## Problem to work on
Return the data below unaltered, but strip out the pictures.

** Dataset records follows **

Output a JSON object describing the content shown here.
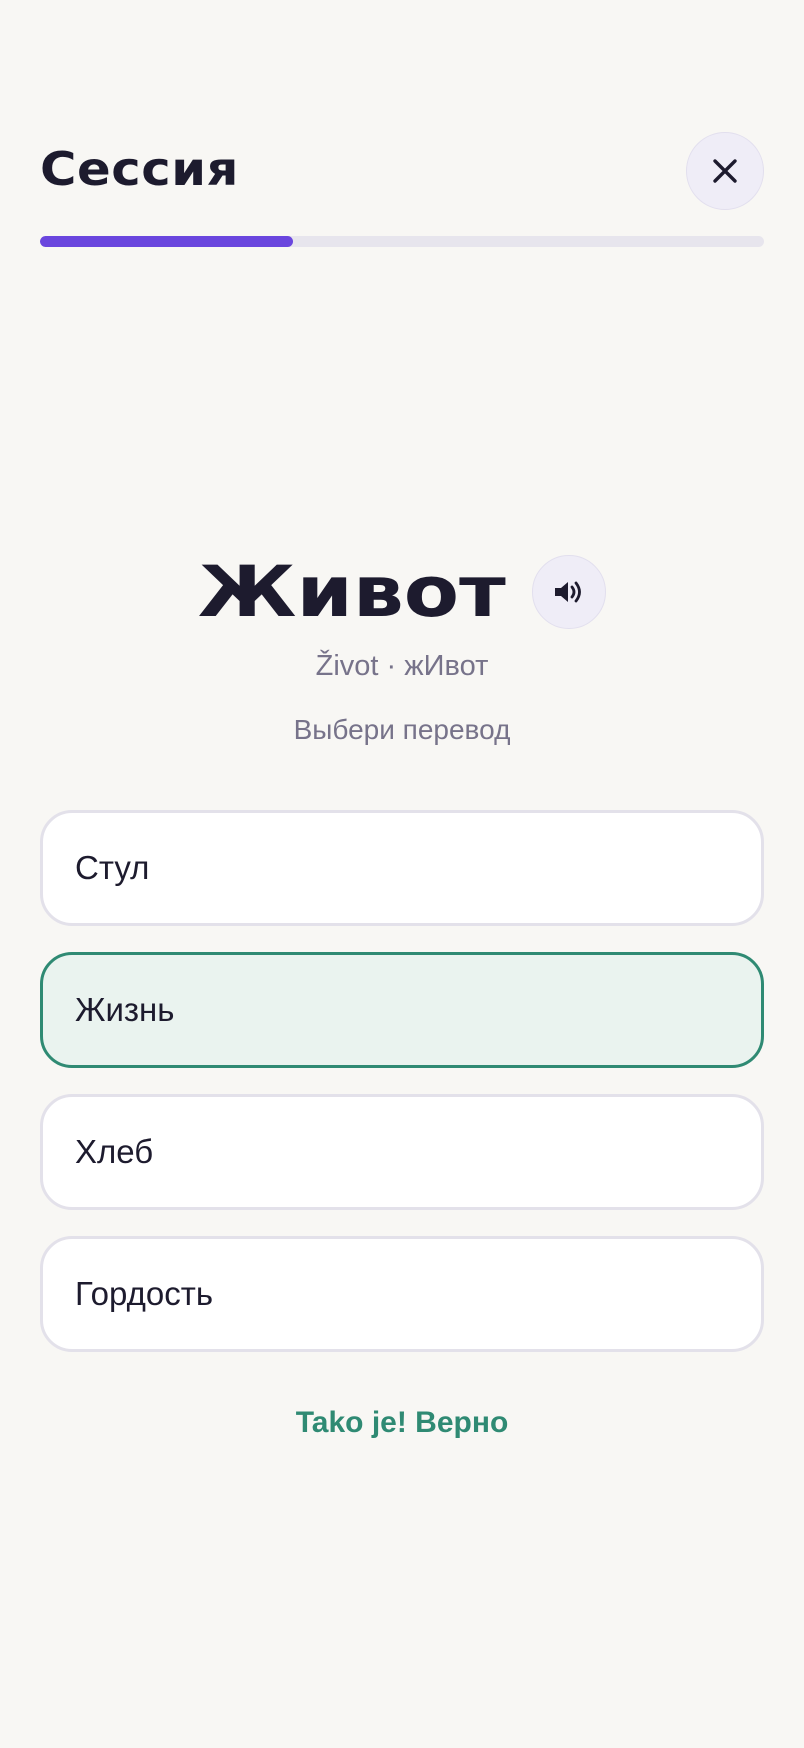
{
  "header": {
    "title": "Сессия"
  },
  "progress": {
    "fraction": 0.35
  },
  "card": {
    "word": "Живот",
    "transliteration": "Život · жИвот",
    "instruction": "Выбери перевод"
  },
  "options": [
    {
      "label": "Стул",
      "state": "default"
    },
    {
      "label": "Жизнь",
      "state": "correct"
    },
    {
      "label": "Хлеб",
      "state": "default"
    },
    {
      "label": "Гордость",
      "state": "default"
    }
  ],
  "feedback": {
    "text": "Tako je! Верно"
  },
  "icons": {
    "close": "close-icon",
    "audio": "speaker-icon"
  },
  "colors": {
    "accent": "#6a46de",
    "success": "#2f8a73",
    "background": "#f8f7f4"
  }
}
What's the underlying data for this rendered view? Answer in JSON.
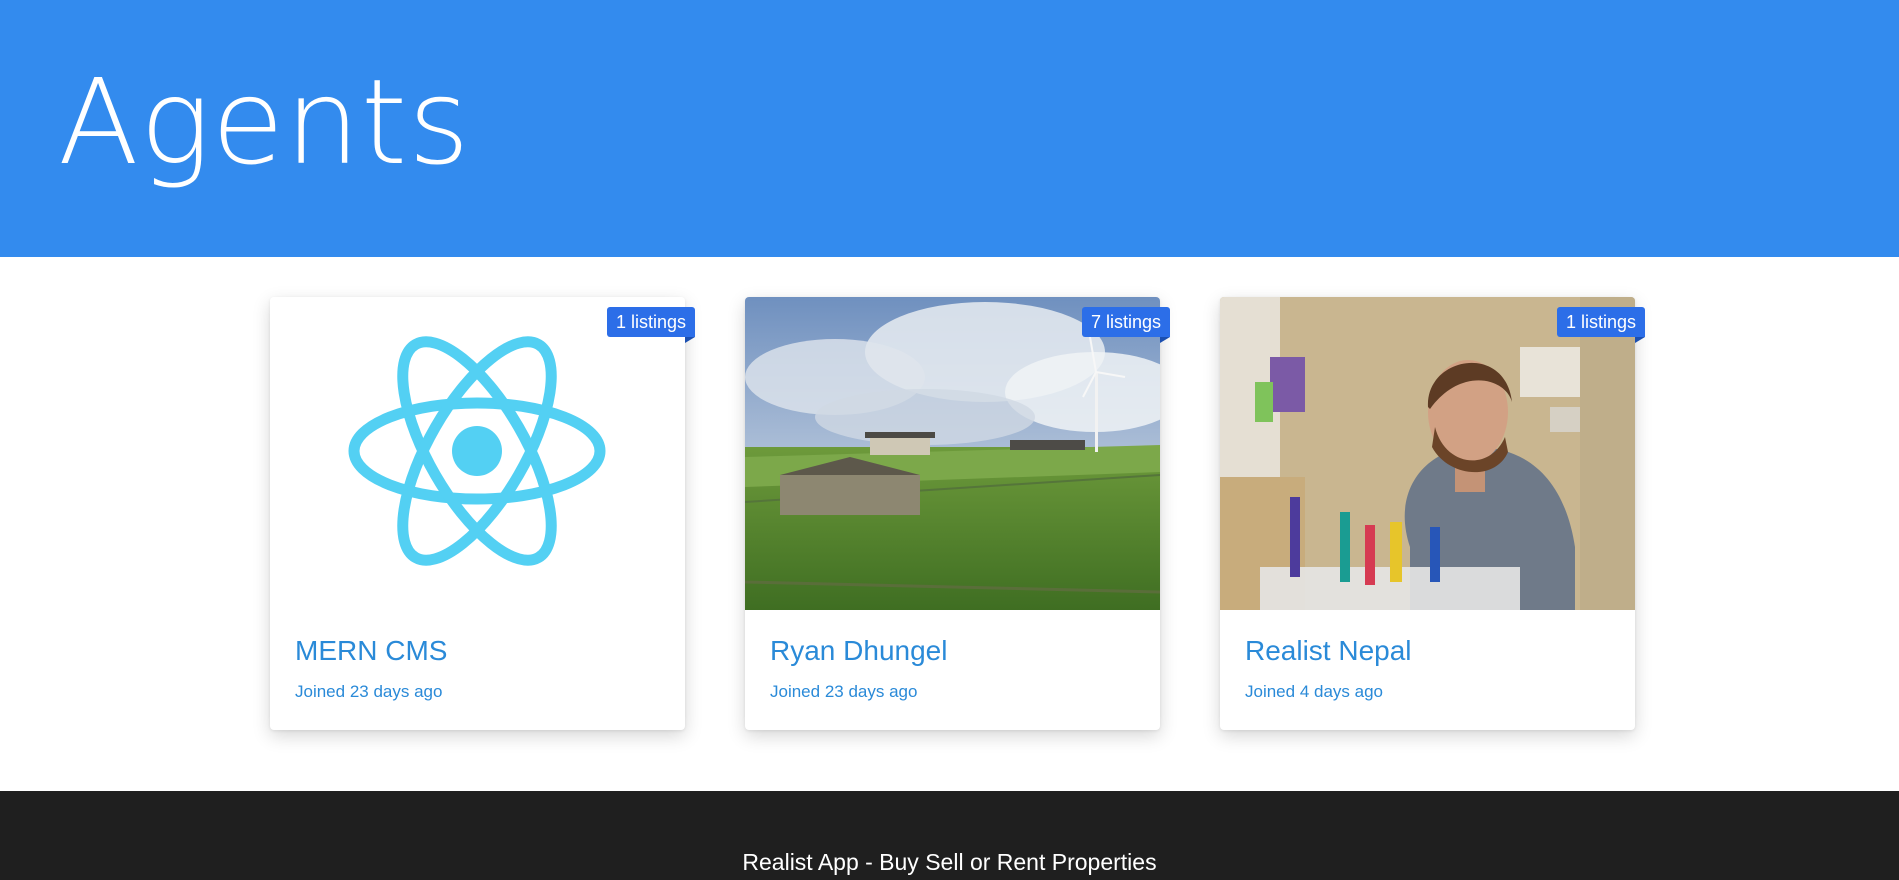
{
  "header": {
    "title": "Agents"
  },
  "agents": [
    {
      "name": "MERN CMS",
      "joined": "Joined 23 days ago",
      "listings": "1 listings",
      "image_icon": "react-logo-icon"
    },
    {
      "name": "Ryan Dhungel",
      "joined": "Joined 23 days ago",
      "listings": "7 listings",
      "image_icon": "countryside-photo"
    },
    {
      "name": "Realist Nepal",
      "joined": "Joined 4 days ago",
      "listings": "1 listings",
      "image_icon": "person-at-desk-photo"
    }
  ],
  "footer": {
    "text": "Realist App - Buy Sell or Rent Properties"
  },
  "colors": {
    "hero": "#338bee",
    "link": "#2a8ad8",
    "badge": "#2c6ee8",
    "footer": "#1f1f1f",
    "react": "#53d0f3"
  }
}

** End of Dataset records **

## Task response
Output a JSON object describing the content shown here.
{
  "header": {
    "title": "Сессия"
  },
  "progress": {
    "fraction": 0.35
  },
  "card": {
    "word": "Живот",
    "transliteration": "Život · жИвот",
    "instruction": "Выбери перевод"
  },
  "options": [
    {
      "label": "Стул",
      "state": "default"
    },
    {
      "label": "Жизнь",
      "state": "correct"
    },
    {
      "label": "Хлеб",
      "state": "default"
    },
    {
      "label": "Гордость",
      "state": "default"
    }
  ],
  "feedback": {
    "text": "Tako je! Верно"
  },
  "icons": {
    "close": "close-icon",
    "audio": "speaker-icon"
  },
  "colors": {
    "accent": "#6a46de",
    "success": "#2f8a73",
    "background": "#f8f7f4"
  }
}
What's the underlying data for this rendered view? Answer in JSON.
{
  "header": {
    "title": "Agents"
  },
  "agents": [
    {
      "name": "MERN CMS",
      "joined": "Joined 23 days ago",
      "listings": "1 listings",
      "image_icon": "react-logo-icon"
    },
    {
      "name": "Ryan Dhungel",
      "joined": "Joined 23 days ago",
      "listings": "7 listings",
      "image_icon": "countryside-photo"
    },
    {
      "name": "Realist Nepal",
      "joined": "Joined 4 days ago",
      "listings": "1 listings",
      "image_icon": "person-at-desk-photo"
    }
  ],
  "footer": {
    "text": "Realist App - Buy Sell or Rent Properties"
  },
  "colors": {
    "hero": "#338bee",
    "link": "#2a8ad8",
    "badge": "#2c6ee8",
    "footer": "#1f1f1f",
    "react": "#53d0f3"
  }
}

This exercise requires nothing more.